Poster D32, Monday, March 26, 8:00-10:00 am, Exhibit Hall C
Does conflict adaptation affect stimulus or response selection?
Melissa Moss1, Atsushi Kikumoto1, Ulrich Mayr1; 1University of Oregon

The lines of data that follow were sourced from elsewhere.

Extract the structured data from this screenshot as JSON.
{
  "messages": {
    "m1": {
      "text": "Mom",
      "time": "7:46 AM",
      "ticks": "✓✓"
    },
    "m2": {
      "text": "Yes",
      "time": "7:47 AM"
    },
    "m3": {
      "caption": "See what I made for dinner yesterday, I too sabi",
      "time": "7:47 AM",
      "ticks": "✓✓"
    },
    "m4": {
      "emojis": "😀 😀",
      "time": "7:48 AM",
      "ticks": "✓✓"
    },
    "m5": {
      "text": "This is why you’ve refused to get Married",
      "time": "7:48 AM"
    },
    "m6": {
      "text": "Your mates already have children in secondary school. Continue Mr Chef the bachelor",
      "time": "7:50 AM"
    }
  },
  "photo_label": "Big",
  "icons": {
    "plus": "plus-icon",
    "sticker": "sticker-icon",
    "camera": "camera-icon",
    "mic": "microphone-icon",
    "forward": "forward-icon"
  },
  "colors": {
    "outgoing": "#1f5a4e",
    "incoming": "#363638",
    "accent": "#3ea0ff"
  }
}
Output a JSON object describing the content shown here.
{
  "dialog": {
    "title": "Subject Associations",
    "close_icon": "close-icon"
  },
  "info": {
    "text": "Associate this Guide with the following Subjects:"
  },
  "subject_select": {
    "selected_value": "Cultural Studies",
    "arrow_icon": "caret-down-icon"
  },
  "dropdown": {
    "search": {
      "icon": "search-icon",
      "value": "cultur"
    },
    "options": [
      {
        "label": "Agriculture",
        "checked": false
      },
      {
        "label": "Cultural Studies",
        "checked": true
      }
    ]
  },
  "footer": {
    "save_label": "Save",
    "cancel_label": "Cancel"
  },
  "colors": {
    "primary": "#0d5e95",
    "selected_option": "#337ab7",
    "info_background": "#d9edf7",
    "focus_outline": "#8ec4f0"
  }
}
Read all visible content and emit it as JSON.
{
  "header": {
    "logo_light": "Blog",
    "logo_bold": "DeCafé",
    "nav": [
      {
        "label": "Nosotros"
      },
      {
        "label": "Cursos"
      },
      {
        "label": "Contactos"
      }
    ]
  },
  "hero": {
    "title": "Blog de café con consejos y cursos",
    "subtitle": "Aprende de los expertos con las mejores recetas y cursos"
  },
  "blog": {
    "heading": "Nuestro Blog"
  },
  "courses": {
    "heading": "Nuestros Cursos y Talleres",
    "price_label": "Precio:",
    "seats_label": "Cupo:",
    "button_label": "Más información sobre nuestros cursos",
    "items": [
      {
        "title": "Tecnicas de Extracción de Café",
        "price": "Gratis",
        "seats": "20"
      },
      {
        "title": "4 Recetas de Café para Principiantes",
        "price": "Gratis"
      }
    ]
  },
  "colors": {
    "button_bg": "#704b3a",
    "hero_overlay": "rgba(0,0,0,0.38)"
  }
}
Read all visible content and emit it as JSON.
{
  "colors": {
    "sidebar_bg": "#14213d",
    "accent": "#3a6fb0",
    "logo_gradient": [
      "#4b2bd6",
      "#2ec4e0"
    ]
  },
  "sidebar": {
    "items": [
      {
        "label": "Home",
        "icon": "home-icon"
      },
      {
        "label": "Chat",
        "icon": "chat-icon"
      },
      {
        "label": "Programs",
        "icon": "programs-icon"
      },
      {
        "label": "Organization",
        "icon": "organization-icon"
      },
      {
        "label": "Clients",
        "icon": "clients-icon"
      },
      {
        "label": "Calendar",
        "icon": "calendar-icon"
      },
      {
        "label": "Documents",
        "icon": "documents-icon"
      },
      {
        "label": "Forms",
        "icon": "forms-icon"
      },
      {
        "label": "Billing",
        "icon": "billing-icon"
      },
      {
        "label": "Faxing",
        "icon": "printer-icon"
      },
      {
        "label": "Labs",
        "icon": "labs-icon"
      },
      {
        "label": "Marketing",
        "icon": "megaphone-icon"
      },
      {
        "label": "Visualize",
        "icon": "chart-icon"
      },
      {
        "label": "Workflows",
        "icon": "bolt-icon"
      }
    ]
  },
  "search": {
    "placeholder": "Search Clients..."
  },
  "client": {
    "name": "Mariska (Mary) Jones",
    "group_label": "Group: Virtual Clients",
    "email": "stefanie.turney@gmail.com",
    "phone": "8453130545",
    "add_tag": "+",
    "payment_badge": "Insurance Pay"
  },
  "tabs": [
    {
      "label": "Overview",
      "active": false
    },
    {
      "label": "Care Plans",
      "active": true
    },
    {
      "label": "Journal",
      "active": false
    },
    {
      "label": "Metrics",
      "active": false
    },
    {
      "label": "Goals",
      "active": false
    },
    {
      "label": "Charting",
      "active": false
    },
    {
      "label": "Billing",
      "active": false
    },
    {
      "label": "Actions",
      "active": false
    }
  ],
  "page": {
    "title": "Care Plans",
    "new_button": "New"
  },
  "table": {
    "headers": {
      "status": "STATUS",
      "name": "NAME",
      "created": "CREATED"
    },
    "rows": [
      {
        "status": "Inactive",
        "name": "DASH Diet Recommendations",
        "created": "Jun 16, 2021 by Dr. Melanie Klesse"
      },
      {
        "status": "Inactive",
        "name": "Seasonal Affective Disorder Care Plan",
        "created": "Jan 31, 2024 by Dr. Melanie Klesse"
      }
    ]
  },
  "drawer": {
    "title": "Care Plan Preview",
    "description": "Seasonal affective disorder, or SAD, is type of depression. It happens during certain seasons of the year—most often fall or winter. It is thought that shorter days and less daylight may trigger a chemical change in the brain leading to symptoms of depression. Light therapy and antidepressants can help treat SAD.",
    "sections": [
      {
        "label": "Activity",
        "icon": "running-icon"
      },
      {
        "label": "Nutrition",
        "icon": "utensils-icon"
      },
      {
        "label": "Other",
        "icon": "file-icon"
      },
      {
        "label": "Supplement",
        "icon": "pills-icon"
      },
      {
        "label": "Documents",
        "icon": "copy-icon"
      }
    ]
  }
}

The conflict-adaptation effect (reduced response-time costs of conflict resolution following high-conflict trials) suggests that the experience of conflict may drive subsequent increases in control by triggering goal representation to be actively updated, which would reduce sensitivity to subsequent conflict (Botvinick et al., 2001). This effect may be due to modulation of stimulus processing, or of post-stimulus response selection. With EEG, we investigated the temporal dynamics of conflict adaptation using a flanker-like task in which the distractor (flanker) appeared 400ms before the target (Weissman et al., 2014). In this task, alternating flanker-target pairs by trial eliminates the potential confound of low-level stimulus-response priming. Thus, our study was able to focus in on the top-down aspects of conflict processing. We predicted that conflict adaptation during stimulus selection would be reflected in reduced amplitudes of early visually evoked potentials (e.g., P1/N1 ERP components) in response to the flanker stimulus, following conflict. Preliminary findings showed a robust behavioral conflict-adaptation effect, in both response times and accuracy rate. However, we found no influence of previous conflict on ERP amplitudes in response to the flanker stimulus, indicating that stimulus selection is not affected by conflict-adaptation. Instead, our findings are consistent with the interpretation that adaptation affects response-selection processes and may result from episodic memory traces that encapsulate previous-trial control efforts.
Topic Area: EXECUTIVE PROCESSES: Monitoring & inhibitory control